March 06, 2019

A delayed Obama-era requirement for employers to report their pay data to the Equal Employment Opportunity Commission (EEOC) has been revived by a federal judge, creating uncertainty for employers about their upcoming yearly EEO-1 reporting requirements and any possible changes to the current May 31, 2019 reporting deadline.

The EEO-1 is an annual federally mandated survey. It requires all private employers with 100 or more employees and federal government contractors or first-tier subcontractors with 50 or more employees and a federal contract, sub­contract or purchase order amounting to $50,000 or more to file the EEO-1 report with the EEOC. The survey requires company employment data to be categorized by race/ethnicity, gender and job category.

This story began in 2016, when the EEOC announced that starting in March 2018, it would require employers to report employee pay data and hours worked, with the aim of facilitating EEOC investigations into possible pay discrimination and wage disparity. At that time, then U.S. Secretary of Labor Thomas E. Perez stated, “better data will not only help enforcement agencies do their work, but it helps employers to evaluate their own pay practices to prevent pay discrimination in their workplaces.”

However, in August 2017, the Trump Administration’s Office of Management and Budget (OMB) indefinitely stayed the pay data collection requirement to review the requirements and the burden it would impose on employers. Employee advocate groups, the National Women’s Law Center and the Labor Council for Latin American Advancement, subsequently filed suit in federal court to lift the stay and require the pay data collection. (National Women's Law Center v. Office of Management and Budget, No. 17-cv-2458 (D.D.C. March 4, 2019)

U.S. District Court Judge Tanya S. Chutkan has now ruled that the OMB provided an inadequate basis for its decision to stay the data collection, and ruled the previously approved EEO-1 form, including pay data collection, was reinstated. The District Court’s opinion also highlighted the government’s inconsistency as to the pay data collection requirement and any purported burden on employers:

OMB also failed to demonstrate good cause for the stay . . . OMB’s stated reason when issuing the stay also conflicted with its prior findings that EEOC’s data collection had practical utility, was designed to minimize the burden on reporting employers, and provided adequate privacy and confidentiality protections. OMB failed to explain these inconsistencies. (citations omitted)

It remains to be seen if the government will appeal the District Court’s decision and whether the EEOC will make any adjustments to the current deadline for employers to submit their EEO-1 filings.
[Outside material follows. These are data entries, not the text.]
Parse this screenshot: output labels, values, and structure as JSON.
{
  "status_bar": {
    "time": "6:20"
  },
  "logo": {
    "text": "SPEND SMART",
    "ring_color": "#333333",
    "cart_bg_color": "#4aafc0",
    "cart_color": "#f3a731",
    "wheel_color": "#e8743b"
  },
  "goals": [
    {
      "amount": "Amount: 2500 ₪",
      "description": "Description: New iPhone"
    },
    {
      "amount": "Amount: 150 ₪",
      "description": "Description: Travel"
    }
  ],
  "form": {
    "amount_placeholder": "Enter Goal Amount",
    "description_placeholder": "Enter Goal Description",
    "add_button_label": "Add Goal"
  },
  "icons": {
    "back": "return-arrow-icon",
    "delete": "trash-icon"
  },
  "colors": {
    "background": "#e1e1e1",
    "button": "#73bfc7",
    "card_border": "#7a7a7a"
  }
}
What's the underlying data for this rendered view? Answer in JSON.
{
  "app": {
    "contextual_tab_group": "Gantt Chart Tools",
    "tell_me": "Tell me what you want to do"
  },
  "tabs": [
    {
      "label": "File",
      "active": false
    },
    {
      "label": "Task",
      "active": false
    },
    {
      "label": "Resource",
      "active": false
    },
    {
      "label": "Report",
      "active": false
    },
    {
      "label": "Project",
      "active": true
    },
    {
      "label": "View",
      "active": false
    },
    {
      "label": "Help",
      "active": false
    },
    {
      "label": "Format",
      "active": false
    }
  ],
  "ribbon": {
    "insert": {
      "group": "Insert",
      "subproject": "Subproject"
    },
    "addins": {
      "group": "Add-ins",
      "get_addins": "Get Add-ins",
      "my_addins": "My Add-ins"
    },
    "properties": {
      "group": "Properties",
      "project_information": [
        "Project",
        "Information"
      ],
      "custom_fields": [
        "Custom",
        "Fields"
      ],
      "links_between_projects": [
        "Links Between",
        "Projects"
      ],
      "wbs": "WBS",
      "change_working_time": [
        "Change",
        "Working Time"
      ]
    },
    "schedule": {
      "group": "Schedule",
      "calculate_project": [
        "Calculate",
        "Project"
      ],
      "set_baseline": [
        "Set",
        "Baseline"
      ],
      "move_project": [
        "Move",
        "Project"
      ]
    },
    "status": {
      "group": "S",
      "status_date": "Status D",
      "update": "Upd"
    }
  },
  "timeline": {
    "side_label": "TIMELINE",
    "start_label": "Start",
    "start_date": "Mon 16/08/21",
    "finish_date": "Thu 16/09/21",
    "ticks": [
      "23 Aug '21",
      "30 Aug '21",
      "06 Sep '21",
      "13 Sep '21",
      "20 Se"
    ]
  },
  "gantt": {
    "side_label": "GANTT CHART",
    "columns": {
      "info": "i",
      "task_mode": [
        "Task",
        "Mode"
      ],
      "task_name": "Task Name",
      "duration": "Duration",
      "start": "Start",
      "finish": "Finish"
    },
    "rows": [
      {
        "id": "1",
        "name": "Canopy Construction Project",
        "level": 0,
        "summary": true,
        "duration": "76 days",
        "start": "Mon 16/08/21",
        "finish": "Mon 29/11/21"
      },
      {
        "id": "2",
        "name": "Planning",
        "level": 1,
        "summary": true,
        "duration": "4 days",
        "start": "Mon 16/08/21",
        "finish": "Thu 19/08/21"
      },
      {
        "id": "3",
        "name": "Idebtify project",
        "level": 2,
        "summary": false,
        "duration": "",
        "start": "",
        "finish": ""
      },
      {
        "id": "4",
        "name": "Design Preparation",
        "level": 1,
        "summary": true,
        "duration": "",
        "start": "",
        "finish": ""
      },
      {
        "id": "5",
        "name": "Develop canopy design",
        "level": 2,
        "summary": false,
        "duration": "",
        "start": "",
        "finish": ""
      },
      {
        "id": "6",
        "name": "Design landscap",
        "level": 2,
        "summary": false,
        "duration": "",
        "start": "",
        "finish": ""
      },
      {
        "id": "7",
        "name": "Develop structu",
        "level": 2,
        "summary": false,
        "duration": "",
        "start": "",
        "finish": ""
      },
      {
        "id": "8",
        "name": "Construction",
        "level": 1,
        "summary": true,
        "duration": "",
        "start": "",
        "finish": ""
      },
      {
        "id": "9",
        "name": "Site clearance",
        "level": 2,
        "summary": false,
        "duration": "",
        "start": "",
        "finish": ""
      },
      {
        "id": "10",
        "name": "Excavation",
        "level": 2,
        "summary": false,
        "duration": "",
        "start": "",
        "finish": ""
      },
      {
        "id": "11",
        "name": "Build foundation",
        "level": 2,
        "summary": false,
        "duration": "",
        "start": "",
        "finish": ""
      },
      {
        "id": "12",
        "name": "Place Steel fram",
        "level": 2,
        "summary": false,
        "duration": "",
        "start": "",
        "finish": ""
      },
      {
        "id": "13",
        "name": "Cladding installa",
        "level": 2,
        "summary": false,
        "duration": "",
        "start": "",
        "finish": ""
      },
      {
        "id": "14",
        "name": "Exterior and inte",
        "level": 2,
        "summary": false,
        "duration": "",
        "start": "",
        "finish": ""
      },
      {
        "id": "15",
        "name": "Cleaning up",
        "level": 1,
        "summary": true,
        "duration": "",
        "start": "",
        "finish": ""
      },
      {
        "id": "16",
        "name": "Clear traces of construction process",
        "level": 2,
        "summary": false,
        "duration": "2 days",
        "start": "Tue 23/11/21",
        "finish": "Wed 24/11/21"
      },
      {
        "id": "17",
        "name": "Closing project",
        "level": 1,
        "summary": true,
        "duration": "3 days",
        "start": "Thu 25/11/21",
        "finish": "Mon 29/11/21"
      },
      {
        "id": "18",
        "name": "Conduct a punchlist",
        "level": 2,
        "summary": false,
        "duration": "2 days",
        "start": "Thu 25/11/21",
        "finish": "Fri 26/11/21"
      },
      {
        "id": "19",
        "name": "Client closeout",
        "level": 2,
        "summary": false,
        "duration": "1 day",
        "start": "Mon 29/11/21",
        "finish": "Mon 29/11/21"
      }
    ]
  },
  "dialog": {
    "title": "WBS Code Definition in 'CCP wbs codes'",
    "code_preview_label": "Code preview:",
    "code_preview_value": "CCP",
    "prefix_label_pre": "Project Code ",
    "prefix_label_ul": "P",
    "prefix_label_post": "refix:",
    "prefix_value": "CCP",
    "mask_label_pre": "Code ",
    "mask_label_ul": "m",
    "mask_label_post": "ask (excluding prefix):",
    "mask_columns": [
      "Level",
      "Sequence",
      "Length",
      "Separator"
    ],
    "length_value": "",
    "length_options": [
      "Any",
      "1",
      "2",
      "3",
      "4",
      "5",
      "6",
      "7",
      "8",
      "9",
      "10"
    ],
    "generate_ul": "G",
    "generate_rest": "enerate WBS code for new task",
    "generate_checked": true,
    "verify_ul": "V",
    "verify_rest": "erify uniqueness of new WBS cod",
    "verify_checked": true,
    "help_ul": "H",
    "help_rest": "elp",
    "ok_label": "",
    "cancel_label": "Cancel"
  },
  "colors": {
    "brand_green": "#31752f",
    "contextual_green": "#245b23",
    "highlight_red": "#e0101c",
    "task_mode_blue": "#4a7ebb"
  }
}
The deadline was already extended to May 31, 2019 due to the recent U.S. Government partial shutdown. The Phelps team will be monitoring these developments and will provide updates as they become available. Employers should also refer to the EEO-1 website for additional information regarding their reporting requirements.